 P. Lu, S. Y. Chen, and Y. Zheng, “Artificial intelligence in civil engineering,” Mathematical Problems in Engineering, vol. 2012, Article ID 145974, 22 pages, 2012. View at: Publisher Site  Google Scholar
 K. Deb, “An efficient constraint handling method for genetic algorithms,” Computer Methods in Applied Mechanics and Engineering, vol. 186, pp. 311–338, 2000. View at: Publisher Site  Google Scholar  Zentralblatt MATH
 C. A. Coello Coello, “Theoretical and numerical constrainthandling techniques used with evolutionary algorithms: a survey of the state of the art,” Computer Methods in Applied Mechanics and Engineering, vol. 191, no. 1112, pp. 1245–1287, 2002. View at: Publisher Site  Google Scholar  Zentralblatt MATH  MathSciNet
 S. Y. Chen and Y. F. Li, “Automatic sensor placement for modelbased robot vision,” IEEE Transactions on Systems, Man and Cybernetics B, vol. 34, no. 1, pp. 393–408, 2004. View at: Google Scholar
 Y. Zheng, H. Shi, and S. Chen, “Fuzzy combinatorial optimization with multiple ranking criteria: a staged tabu search framework,” Pacific Journal of Optimization, vol. 8, no. 3, pp. 457–472, 2012. View at: Google Scholar  MathSciNet
 A. Kaveh and S. Talatahari, “Engineering optimization withhybrid particle swarm and ant colony optimization,” Asian Journal of Civil Engineering, vol. 10, no. 6, pp. 611–628, 2009. View at: Google Scholar
 E. M. Montes and C. A. C. Coello, “An empirical study about the usefulness of evolution strategies to solve constrained optimization problems,” International Journal of General Systems, vol. 37, no. 4, pp. 443–473, 2008. View at: Publisher Site  Google Scholar  Zentralblatt MATH  MathSciNet
 C. Cattani and A. Ciancio, “Hybrid two scales mathematical tools for active particles modelling complex systems with learning hiding dynamics,” Mathematical Models and Methods in Applied Sciences, vol. 17, no. 2, pp. 171–187, 2007. View at: Publisher Site  Google Scholar  Zentralblatt MATH  MathSciNet

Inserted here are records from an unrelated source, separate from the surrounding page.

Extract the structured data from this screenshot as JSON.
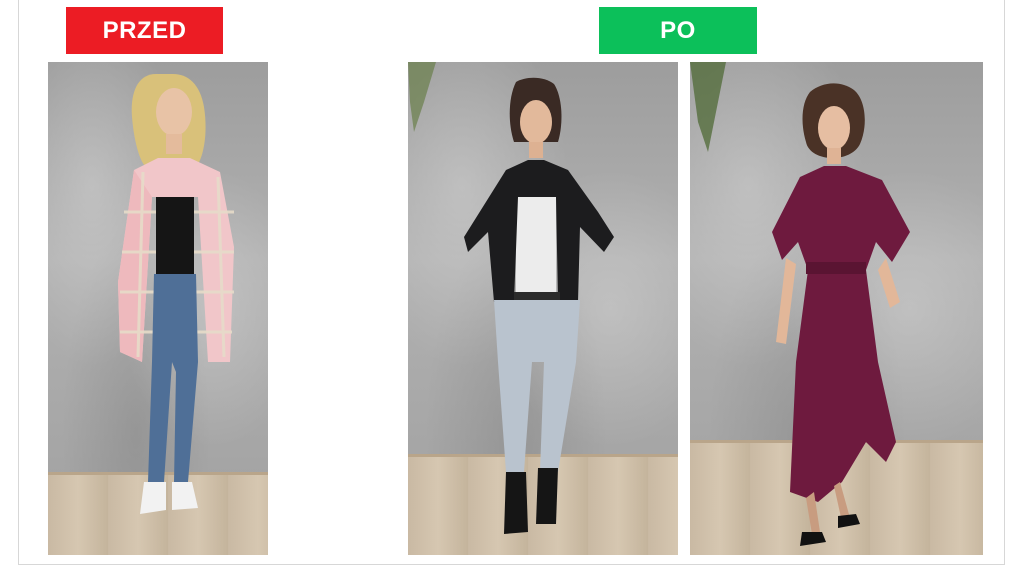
{
  "labels": {
    "before": "PRZED",
    "after": "PO"
  },
  "colors": {
    "before_label_bg": "#ec1c24",
    "after_label_bg": "#0cc05a",
    "label_text": "#ffffff"
  }
}
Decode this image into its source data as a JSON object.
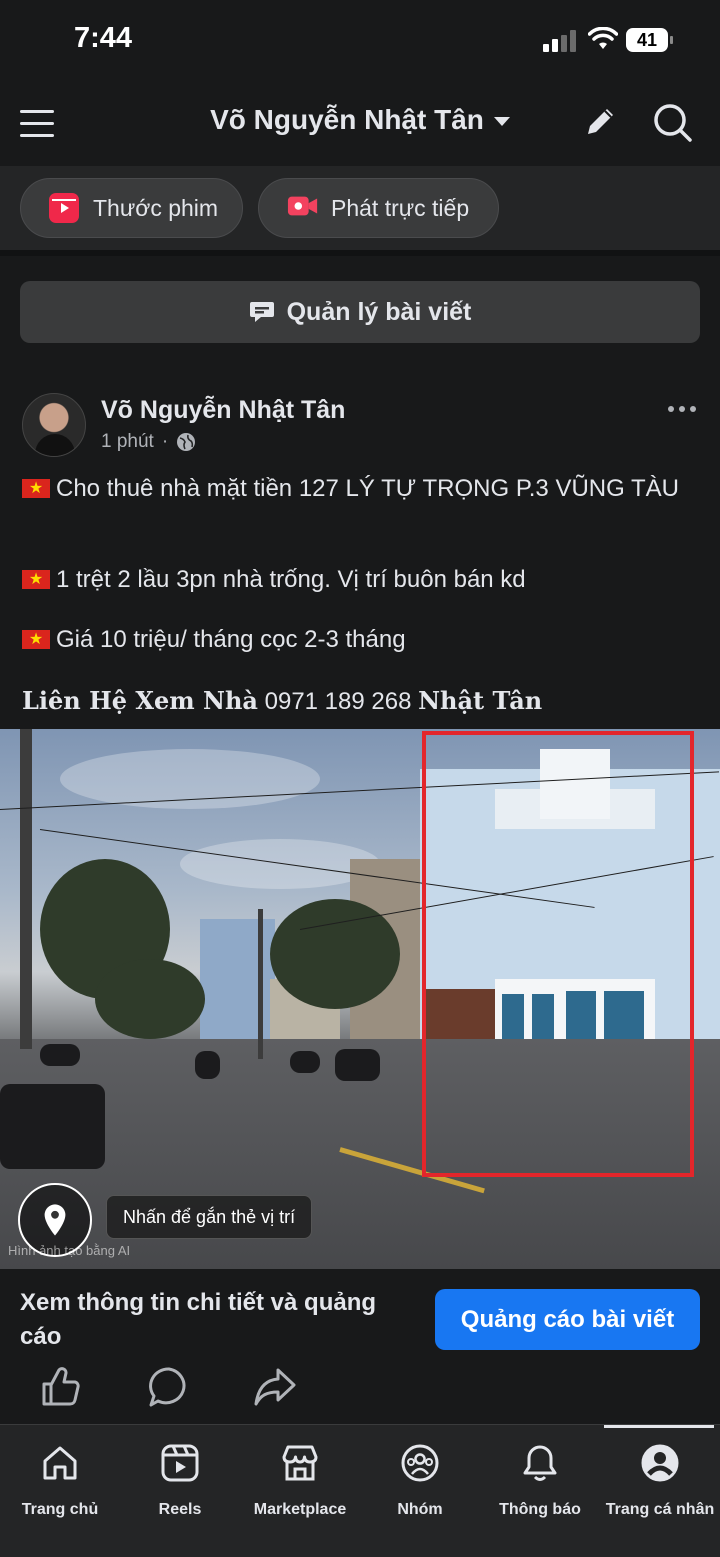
{
  "status_bar": {
    "time": "7:44",
    "battery": "41"
  },
  "header": {
    "profile_name": "Võ Nguyễn Nhật Tân"
  },
  "chips": {
    "reels": "Thước phim",
    "live": "Phát trực tiếp"
  },
  "manage_posts": "Quản lý bài viết",
  "post": {
    "author": "Võ Nguyễn Nhật Tân",
    "time": "1 phút",
    "separator": "·",
    "lines": [
      "Cho thuê nhà mặt tiền 127 LÝ TỰ TRỌNG P.3 VŨNG TÀU",
      "1 trệt 2 lầu 3pn nhà trống. Vị trí buôn bán kd",
      "Giá 10 triệu/ tháng cọc 2-3 tháng"
    ],
    "contact_prefix": "Liên Hệ Xem Nhà",
    "contact_phone": "0971 189 268",
    "contact_name": "Nhật Tân",
    "photo": {
      "location_hint": "Nhấn để gắn thẻ vị trí",
      "ai_label": "Hình ảnh tạo bằng AI"
    }
  },
  "boost": {
    "text": "Xem thông tin chi tiết và quảng cáo",
    "button": "Quảng cáo bài viết"
  },
  "bottom_nav": [
    {
      "label": "Trang chủ",
      "icon": "home-icon"
    },
    {
      "label": "Reels",
      "icon": "reels-icon"
    },
    {
      "label": "Marketplace",
      "icon": "marketplace-icon"
    },
    {
      "label": "Nhóm",
      "icon": "groups-icon"
    },
    {
      "label": "Thông báo",
      "icon": "bell-icon"
    },
    {
      "label": "Trang cá nhân",
      "icon": "profile-icon"
    }
  ],
  "colors": {
    "background": "#18191a",
    "surface": "#242526",
    "accent": "#1877f2",
    "frame": "#e3262b"
  }
}
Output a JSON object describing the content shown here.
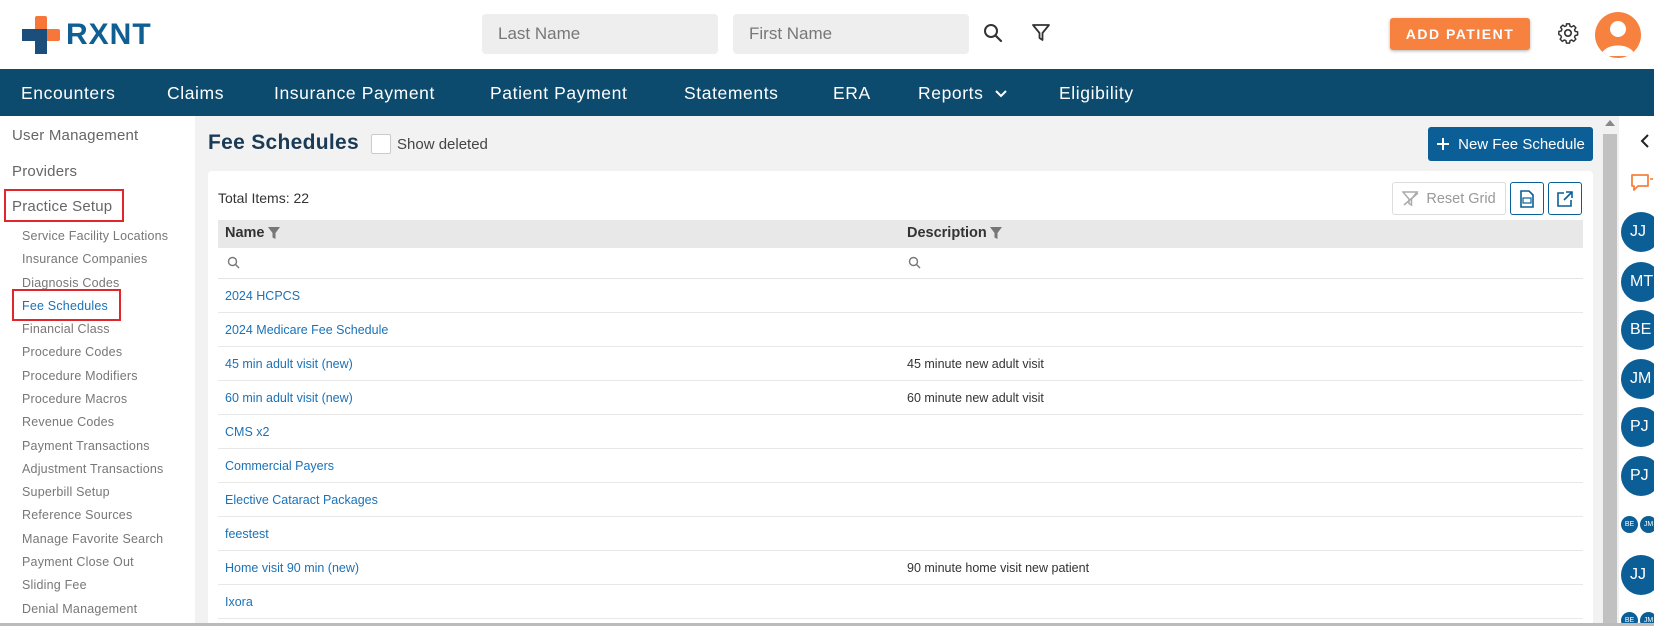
{
  "header": {
    "logo_text": "RXNT",
    "last_name_placeholder": "Last Name",
    "first_name_placeholder": "First Name",
    "add_patient_label": "ADD PATIENT",
    "search_icon": "search-icon",
    "filter_icon": "filter-icon",
    "settings_icon": "gear-icon",
    "brand_orange": "#f7813f",
    "brand_blue": "#0c4a6e"
  },
  "nav": {
    "items": [
      "Encounters",
      "Claims",
      "Insurance Payment",
      "Patient Payment",
      "Statements",
      "ERA",
      "Reports",
      "Eligibility"
    ]
  },
  "sidebar": {
    "top_items": [
      "User Management",
      "Providers",
      "Practice Setup"
    ],
    "sub_items": [
      "Service Facility Locations",
      "Insurance Companies",
      "Diagnosis Codes",
      "Fee Schedules",
      "Financial Class",
      "Procedure Codes",
      "Procedure Modifiers",
      "Procedure Macros",
      "Revenue Codes",
      "Payment Transactions",
      "Adjustment Transactions",
      "Superbill Setup",
      "Reference Sources",
      "Manage Favorite Search",
      "Payment Close Out",
      "Sliding Fee",
      "Denial Management"
    ],
    "active_sub_item": "Fee Schedules"
  },
  "main": {
    "title": "Fee Schedules",
    "show_deleted_label": "Show deleted",
    "new_button_label": "New Fee Schedule",
    "total_items": "Total Items: 22",
    "reset_grid_label": "Reset Grid",
    "columns": [
      "Name",
      "Description"
    ],
    "rows": [
      {
        "name": "2024 HCPCS",
        "description": ""
      },
      {
        "name": "2024 Medicare Fee Schedule",
        "description": ""
      },
      {
        "name": "45 min adult visit (new)",
        "description": "45 minute new adult visit"
      },
      {
        "name": "60 min adult visit (new)",
        "description": "60 minute new adult visit"
      },
      {
        "name": "CMS x2",
        "description": ""
      },
      {
        "name": "Commercial Payers",
        "description": ""
      },
      {
        "name": "Elective Cataract Packages",
        "description": ""
      },
      {
        "name": "feestest",
        "description": ""
      },
      {
        "name": "Home visit 90 min (new)",
        "description": "90 minute home visit new patient"
      },
      {
        "name": "Ixora",
        "description": ""
      }
    ]
  },
  "rail": {
    "chevron_icon": "chevron-left-icon",
    "chat_icon": "chat-icon",
    "avatars": [
      "JJ",
      "MT",
      "BE",
      "JM",
      "PJ",
      "PJ"
    ],
    "small_avatars": [
      "BE",
      "JM"
    ],
    "avatars_2": [
      "JJ"
    ]
  }
}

 C. Cattani and A. Ciancio, “Separable transition density in the hybrid model for tumorimmune system competition,” Computational and Mathematical Methods in Medicine, vol. 2012, Article ID 610124, 6 pages, 2012. View at: Google Scholar  Zentralblatt MATH  MathSciNet
Copyright
Copyright © 2013 B. Nouhi et al. This is an open access article distributed under the Creative Commons Attribution License, which permits unrestricted use, distribution, and reproduction in any medium, provided the original work is properly cited.